▶ Task goal: Find and return every line of the data that contains the word "else".

Dataset rows for apps and sites
==*==

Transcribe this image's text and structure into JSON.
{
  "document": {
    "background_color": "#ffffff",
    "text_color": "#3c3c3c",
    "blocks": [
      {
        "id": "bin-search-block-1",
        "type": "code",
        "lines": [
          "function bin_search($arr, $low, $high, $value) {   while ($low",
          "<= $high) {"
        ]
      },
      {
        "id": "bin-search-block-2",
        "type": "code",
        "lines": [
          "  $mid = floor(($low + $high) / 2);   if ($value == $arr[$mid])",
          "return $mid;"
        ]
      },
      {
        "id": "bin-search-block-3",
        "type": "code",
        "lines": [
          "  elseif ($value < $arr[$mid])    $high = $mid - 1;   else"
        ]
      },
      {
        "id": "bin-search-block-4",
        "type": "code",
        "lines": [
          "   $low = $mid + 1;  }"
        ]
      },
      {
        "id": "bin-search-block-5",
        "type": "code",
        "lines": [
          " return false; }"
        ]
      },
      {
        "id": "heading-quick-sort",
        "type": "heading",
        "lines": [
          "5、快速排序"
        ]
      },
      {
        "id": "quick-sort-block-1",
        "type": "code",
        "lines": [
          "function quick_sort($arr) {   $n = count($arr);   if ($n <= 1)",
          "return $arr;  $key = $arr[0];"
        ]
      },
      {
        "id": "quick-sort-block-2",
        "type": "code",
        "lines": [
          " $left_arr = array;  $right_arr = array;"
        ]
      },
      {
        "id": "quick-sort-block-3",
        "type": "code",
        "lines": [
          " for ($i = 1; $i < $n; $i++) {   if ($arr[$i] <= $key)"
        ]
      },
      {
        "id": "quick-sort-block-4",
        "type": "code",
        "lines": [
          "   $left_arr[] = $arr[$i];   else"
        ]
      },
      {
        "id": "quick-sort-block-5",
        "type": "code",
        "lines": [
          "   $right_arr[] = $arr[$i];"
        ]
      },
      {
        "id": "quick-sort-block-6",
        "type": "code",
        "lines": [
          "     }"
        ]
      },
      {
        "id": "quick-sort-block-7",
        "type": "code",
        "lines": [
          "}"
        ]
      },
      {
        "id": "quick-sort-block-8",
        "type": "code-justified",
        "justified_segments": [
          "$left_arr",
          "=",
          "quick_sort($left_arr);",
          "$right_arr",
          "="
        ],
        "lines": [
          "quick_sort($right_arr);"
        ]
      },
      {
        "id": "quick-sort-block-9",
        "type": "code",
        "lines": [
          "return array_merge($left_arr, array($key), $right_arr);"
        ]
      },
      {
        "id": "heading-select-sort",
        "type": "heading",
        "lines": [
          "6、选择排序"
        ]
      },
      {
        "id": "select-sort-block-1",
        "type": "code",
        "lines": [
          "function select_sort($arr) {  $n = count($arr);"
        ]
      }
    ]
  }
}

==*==

▶ Result of the task:
          "  elseif ($value < $arr[$mid])    $high = $mid - 1;   else"
          "   $left_arr[] = $arr[$i];   else"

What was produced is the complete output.